**The problem**
Your answer should consist of the lines in the data below that contain "willian".

-------- The data --------

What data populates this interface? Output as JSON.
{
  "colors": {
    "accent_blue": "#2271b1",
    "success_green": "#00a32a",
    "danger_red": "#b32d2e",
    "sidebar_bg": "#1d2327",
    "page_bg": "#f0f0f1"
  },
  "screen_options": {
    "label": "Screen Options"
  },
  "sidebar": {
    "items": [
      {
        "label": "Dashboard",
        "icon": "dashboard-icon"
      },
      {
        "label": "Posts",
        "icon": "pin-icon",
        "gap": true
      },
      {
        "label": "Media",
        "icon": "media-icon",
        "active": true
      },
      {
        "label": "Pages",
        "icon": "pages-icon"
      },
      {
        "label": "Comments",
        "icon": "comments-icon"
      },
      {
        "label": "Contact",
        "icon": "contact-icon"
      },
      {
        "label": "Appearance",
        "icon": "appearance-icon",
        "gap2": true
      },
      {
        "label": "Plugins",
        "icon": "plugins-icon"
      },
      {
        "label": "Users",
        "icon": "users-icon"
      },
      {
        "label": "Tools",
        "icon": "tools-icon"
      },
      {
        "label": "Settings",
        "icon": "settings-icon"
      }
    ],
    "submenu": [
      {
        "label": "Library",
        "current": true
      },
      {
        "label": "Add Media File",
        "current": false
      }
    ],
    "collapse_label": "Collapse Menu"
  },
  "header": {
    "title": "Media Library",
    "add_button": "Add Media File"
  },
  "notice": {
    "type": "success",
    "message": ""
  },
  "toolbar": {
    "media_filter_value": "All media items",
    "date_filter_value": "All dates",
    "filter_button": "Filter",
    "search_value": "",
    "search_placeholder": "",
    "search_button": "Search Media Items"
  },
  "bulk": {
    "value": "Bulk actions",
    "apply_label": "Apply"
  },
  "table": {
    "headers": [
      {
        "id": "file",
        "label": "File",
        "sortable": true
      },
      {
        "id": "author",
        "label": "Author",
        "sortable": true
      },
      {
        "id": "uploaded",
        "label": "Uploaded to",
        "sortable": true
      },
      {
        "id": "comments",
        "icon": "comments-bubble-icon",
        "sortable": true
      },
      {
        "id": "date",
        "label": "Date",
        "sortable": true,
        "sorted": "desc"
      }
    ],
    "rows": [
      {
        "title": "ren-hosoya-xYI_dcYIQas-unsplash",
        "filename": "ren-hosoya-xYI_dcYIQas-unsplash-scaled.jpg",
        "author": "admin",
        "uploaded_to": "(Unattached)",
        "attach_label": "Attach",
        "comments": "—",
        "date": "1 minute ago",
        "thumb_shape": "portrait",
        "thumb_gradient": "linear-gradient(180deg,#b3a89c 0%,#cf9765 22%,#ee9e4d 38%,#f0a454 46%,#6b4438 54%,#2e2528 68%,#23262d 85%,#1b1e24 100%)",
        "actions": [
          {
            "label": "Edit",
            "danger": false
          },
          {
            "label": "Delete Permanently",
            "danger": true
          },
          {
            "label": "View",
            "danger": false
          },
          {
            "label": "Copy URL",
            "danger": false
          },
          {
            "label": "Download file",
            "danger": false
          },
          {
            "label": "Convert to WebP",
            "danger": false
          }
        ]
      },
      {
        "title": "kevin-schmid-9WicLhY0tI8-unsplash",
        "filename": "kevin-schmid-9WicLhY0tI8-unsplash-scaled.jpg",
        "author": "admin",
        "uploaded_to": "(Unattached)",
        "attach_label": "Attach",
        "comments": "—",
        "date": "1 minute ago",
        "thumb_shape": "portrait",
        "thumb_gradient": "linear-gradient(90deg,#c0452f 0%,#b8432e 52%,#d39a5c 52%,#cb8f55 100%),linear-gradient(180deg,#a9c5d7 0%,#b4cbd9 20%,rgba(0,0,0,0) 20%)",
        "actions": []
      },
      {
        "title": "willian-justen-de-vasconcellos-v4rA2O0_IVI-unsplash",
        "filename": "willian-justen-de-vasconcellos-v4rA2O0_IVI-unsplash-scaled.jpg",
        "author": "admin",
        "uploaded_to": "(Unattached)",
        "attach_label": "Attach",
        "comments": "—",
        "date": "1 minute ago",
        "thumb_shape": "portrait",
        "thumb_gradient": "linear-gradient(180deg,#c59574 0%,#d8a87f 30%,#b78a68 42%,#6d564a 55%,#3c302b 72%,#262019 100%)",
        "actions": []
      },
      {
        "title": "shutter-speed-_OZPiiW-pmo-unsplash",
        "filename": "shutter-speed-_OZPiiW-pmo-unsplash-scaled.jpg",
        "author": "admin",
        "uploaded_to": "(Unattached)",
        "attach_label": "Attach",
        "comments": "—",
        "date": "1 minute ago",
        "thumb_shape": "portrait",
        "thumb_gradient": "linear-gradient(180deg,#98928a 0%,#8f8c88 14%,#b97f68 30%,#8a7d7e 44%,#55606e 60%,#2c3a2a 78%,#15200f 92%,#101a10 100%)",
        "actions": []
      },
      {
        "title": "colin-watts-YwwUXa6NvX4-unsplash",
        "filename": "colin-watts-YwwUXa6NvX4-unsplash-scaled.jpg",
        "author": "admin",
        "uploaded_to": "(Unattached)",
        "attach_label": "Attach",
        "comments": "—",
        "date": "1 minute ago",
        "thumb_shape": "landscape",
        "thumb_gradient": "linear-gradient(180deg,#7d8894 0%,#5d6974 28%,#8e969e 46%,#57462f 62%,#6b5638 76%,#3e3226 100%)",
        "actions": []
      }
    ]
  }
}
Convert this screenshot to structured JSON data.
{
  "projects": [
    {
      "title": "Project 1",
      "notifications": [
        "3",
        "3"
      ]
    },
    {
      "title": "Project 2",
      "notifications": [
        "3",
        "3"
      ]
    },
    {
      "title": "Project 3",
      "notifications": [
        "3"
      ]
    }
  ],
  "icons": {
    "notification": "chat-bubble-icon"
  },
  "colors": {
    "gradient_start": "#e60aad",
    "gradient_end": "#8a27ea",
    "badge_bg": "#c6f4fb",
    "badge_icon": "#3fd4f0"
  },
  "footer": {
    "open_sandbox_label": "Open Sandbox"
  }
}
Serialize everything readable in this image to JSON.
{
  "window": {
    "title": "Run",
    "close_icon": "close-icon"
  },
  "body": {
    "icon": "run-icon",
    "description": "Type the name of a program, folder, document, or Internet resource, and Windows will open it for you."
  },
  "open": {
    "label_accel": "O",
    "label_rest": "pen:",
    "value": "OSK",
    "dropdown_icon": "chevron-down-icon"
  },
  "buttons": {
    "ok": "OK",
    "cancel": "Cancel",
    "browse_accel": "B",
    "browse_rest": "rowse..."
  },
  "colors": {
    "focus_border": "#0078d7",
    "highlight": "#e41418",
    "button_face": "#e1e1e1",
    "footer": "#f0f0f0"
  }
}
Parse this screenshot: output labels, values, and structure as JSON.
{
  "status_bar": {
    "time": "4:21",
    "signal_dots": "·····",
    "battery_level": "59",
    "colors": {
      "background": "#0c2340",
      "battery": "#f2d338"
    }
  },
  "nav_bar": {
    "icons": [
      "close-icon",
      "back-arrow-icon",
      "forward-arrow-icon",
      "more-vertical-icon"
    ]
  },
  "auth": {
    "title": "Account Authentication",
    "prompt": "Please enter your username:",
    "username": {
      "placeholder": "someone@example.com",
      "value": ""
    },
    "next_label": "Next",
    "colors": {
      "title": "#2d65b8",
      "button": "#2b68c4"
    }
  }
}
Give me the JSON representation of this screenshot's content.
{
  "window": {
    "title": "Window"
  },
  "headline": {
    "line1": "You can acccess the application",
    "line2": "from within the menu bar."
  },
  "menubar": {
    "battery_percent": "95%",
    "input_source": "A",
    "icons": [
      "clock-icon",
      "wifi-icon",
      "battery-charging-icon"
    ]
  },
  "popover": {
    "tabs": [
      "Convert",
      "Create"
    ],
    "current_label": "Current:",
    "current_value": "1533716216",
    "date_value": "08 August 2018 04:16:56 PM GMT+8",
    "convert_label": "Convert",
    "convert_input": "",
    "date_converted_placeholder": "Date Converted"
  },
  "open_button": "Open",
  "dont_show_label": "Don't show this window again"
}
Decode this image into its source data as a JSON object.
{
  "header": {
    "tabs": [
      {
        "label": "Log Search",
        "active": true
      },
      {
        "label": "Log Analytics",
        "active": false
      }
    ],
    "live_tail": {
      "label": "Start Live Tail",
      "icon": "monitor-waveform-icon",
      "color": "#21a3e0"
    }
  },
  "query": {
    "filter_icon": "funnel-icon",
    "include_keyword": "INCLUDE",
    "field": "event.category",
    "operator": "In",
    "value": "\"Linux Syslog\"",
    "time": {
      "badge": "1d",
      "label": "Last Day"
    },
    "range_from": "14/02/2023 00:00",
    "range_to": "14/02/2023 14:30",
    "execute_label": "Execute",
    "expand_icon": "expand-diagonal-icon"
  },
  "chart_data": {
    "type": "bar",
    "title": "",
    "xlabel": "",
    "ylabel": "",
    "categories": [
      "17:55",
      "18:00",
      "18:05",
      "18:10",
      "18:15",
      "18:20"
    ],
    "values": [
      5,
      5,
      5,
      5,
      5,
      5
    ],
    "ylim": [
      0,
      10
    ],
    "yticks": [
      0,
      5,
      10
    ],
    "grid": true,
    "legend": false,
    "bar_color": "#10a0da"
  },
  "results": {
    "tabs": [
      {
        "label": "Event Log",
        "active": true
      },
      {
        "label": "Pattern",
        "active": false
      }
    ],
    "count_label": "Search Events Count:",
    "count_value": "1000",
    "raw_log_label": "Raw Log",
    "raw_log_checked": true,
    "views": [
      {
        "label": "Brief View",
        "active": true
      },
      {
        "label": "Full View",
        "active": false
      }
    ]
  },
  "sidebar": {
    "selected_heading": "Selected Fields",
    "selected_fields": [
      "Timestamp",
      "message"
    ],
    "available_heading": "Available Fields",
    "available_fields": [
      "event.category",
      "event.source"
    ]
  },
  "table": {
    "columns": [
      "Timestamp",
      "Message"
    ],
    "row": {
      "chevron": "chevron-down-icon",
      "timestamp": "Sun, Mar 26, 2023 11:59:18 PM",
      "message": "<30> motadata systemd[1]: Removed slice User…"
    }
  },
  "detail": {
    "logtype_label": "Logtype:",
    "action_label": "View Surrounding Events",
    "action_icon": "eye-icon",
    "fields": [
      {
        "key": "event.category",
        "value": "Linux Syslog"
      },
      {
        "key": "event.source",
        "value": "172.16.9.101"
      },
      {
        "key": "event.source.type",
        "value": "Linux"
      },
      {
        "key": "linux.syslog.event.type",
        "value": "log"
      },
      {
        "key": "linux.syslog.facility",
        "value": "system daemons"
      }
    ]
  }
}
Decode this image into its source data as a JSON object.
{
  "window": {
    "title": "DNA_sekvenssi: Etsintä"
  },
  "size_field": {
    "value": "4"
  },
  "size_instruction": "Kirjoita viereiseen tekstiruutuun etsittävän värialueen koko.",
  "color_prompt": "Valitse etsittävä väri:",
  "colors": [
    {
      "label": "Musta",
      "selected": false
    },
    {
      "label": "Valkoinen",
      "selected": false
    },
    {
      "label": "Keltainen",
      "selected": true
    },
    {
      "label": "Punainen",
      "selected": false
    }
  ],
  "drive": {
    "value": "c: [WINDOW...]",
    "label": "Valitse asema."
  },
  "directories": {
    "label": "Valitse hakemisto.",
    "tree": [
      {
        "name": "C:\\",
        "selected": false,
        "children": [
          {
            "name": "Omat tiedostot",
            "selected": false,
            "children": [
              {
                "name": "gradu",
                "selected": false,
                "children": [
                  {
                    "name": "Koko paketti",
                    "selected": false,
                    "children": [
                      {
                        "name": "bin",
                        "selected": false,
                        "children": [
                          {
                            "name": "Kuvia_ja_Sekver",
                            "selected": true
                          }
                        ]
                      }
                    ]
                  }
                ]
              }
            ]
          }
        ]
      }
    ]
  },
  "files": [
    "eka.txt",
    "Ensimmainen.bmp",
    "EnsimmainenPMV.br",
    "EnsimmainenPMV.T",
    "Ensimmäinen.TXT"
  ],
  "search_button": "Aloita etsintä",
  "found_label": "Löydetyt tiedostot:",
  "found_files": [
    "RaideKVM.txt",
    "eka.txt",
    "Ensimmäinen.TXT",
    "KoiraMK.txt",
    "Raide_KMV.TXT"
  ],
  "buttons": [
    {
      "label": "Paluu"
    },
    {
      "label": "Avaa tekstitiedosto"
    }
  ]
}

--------

**Output below**
        "title": "willian-justen-de-vasconcellos-v4rA2O0_IVI-unsplash",
        "filename": "willian-justen-de-vasconcellos-v4rA2O0_IVI-unsplash-scaled.jpg",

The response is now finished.